I watched The Karate Kid movies in the late ‘90’s, years after they originally came out (the one’s with Ralph Macchio and Pat Morita, not the remakes). I didn’t grasp much of what the trilogy was trying to teach because my young mind was too busy thinking about how cute Daniel LaRusso was. I also thought that the 80’s were probably the worst fashion decade of all time.
Last weekend, they had an 80’s movie marathon, and I had the opportunity to see the first two movies again. What I discovered, when I actually paid attention, was how many important life lessons I had missed the first time around. Life lessons that I am only beginning to understand now, nearly 30 years after the first movie came out.
Mr. Miyagi Lesson 1
“Walk on road, hmm? Walk left side, safe. Walk right side, safe. Walk middle, sooner or later [makes squishing sound and squishing gesture] get squish just like grape. Here, karate, same thing. Either you karate do “yes” or karate do “no”. You karate do “guess so,” [makes squishing sound and squishing gesture].
What I learned: Don’t take a half-assed approach to your goals in life. Either commit yourself to something or don’t. And if there’s any doubt in your mind that you can accomplish something, then you won’t accomplish it.
Mr. Miyagi Lesson 2
“…for man with no forgiveness in heart, life worse punishment than death.”

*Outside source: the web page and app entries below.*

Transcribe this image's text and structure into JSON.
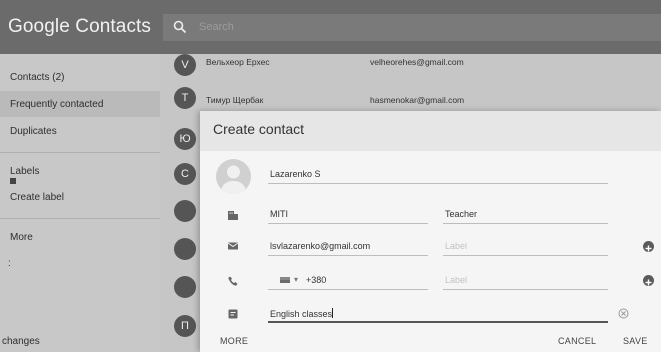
{
  "app": {
    "title": "Google Contacts"
  },
  "search": {
    "placeholder": "Search"
  },
  "sidebar": {
    "items": [
      {
        "label": "Contacts (2)"
      },
      {
        "label": "Frequently contacted"
      },
      {
        "label": "Duplicates"
      },
      {
        "label": "Labels"
      },
      {
        "label": "Create label"
      },
      {
        "label": "More"
      },
      {
        "label": ":"
      },
      {
        "label": "changes"
      }
    ]
  },
  "contacts": [
    {
      "initial": "V",
      "name": "Вельхеор Ерхес",
      "email": "velheorehes@gmail.com"
    },
    {
      "initial": "Т",
      "name": "Тимур Щербак",
      "email": "hasmenokar@gmail.com"
    },
    {
      "initial": "Ю"
    },
    {
      "initial": "С"
    },
    {
      "initial": ""
    },
    {
      "initial": ""
    },
    {
      "initial": ""
    },
    {
      "initial": "П"
    }
  ],
  "dialog": {
    "title": "Create contact",
    "name_value": "Lazarenko S",
    "company_value": "MITI",
    "job_title_value": "Teacher",
    "email_value": "lsvlazarenko@gmail.com",
    "email_label_placeholder": "Label",
    "phone_country_chevron": "▾",
    "phone_value": "+380",
    "phone_label_placeholder": "Label",
    "notes_value": "English classes",
    "more_label": "MORE",
    "cancel_label": "CANCEL",
    "save_label": "SAVE"
  },
  "colors": {
    "topbar": "#6b6b6b",
    "sidebar": "#c8c8c8",
    "dialog": "#f5f5f5"
  }
}
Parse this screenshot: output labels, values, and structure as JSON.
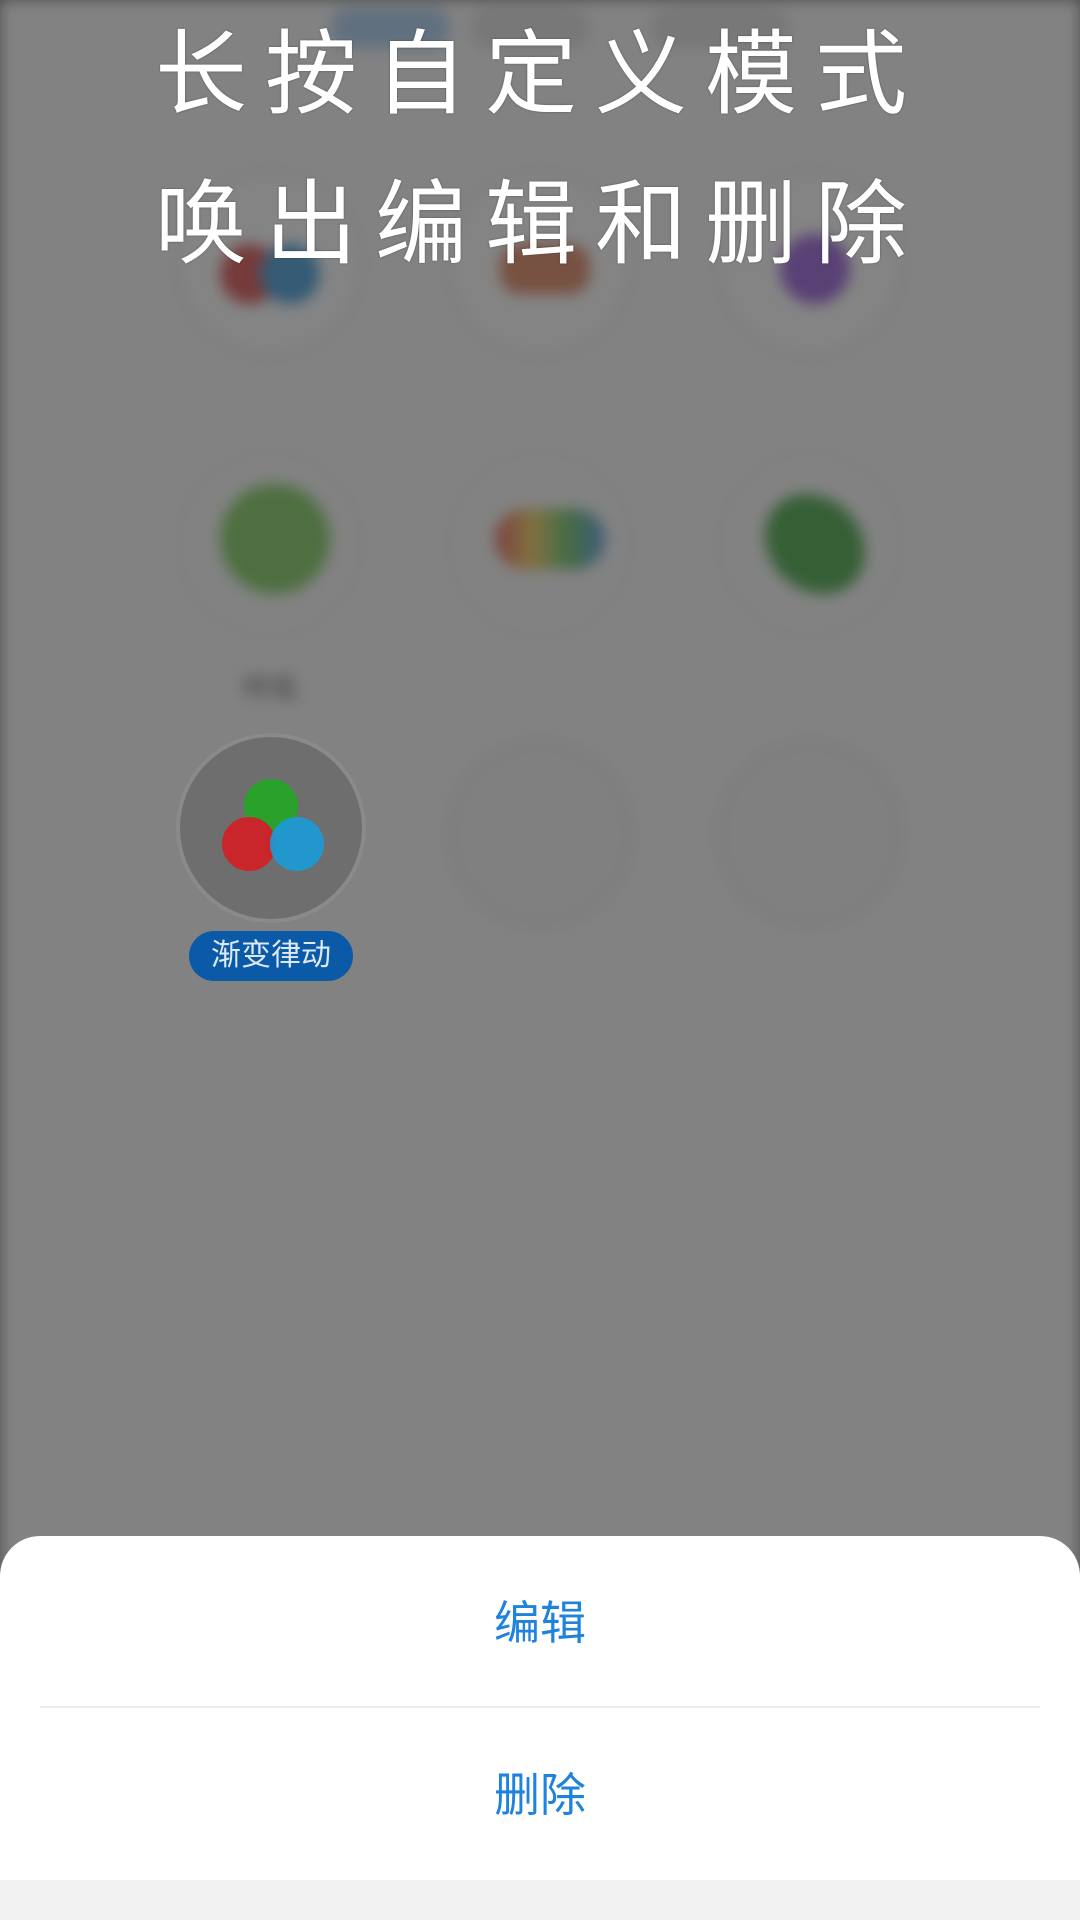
{
  "overlay_caption": {
    "line1": "长按自定义模式",
    "line2": "唤出编辑和删除"
  },
  "background_modes": [
    {
      "label": "呼吸",
      "icon": "green-swirl-icon"
    },
    {
      "label": "",
      "icon": "rainbow-blob-icon"
    },
    {
      "label": "",
      "icon": "green-leaves-icon"
    }
  ],
  "custom_mode": {
    "label": "渐变律动",
    "icon": "rgb-circles-icon",
    "colors": {
      "green": "#2aa12a",
      "red": "#c9262b",
      "blue": "#1b9ad6"
    }
  },
  "action_sheet": {
    "edit_label": "编辑",
    "delete_label": "删除"
  },
  "theme": {
    "accent": "#1f82dc",
    "label_bg": "#0a5aa8"
  }
}
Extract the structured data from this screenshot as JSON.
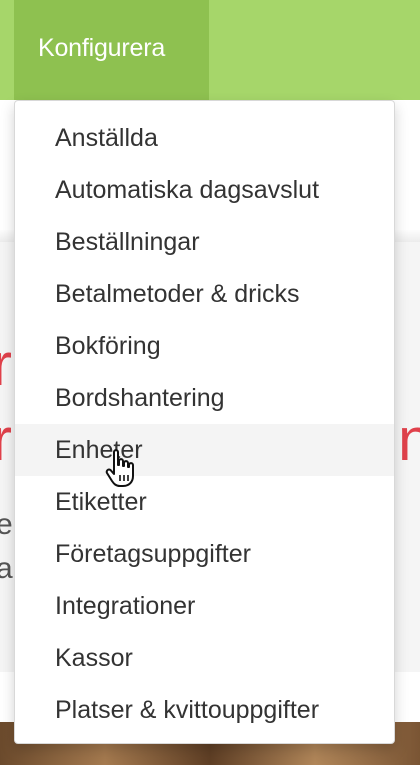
{
  "nav": {
    "active_label": "Konfigurera"
  },
  "menu": {
    "hovered_index": 6,
    "items": [
      {
        "label": "Anställda"
      },
      {
        "label": "Automatiska dagsavslut"
      },
      {
        "label": "Beställningar"
      },
      {
        "label": "Betalmetoder & dricks"
      },
      {
        "label": "Bokföring"
      },
      {
        "label": "Bordshantering"
      },
      {
        "label": "Enheter"
      },
      {
        "label": "Etiketter"
      },
      {
        "label": "Företagsuppgifter"
      },
      {
        "label": "Integrationer"
      },
      {
        "label": "Kassor"
      },
      {
        "label": "Platser & kvittouppgifter"
      }
    ]
  },
  "colors": {
    "nav_bar": "#a6d66a",
    "nav_active": "#8ec150",
    "menu_hover": "#f4f4f4",
    "background_accent": "#e0414b"
  },
  "cursor": {
    "icon": "hand-pointer-icon"
  }
}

What I learned: I can spend the rest of my life feeling upset or hurt by the people who betrayed me – but how does that change what they did? They’ll go on living their life, and I’ll be left with nothing but resentment and anger. Forgiveness is not something we do for others; it’s something we do for ourselves. Forgiveness sets us free from pain, anger, and resentment.
Mr. Miyagi Lesson 3
“Daniel-san, never put passion before principle. Even if win, you lose.”
What I learned: I’ve done some stupid things in my life; made decisions without thinking them through. I’m an emotional person, and I sometimes allow my emotions to influence my judgment and dictate my actions. This isn’t to say that I shouldn’t follow my heart – only that it’s always a good idea to take that extra moment to step back and put a situation in perspective, rather than acting in the heat of the moment. I’ll never regret being a passionate person, however.
Mr. Miyagi Lesson 4
“Lies only become truth if the…person chooses to believe them.”
What I learned: This brings to mind the concept of self-limiting beliefs. If you think or believe that you’re incompetent, incapable, fat, ugly, worthless, or whatever the case may be, after a while, your belief will become your truth. Do yourself a favor: Fill your mind with healthy thoughts and ideas about yourself. Don’t allow distorted beliefs – yours or someone else’s – to become your maxim.
Mr. Miyagi Lesson 5
“When you feel life out of focus, always return to basic of life. Breathing.”
What I learned: Taking deep breaths is a foreign concept to me. I think the only time I do breathe deeply is when I sigh.
When life becomes chaotic, the best thing to do is to return to something simple. Don’t underestimate the power of focusing on your breathing. It forces you to keep your mind focused on the present, centers you, calms you down, and relieves stress. When in doubt, breathe.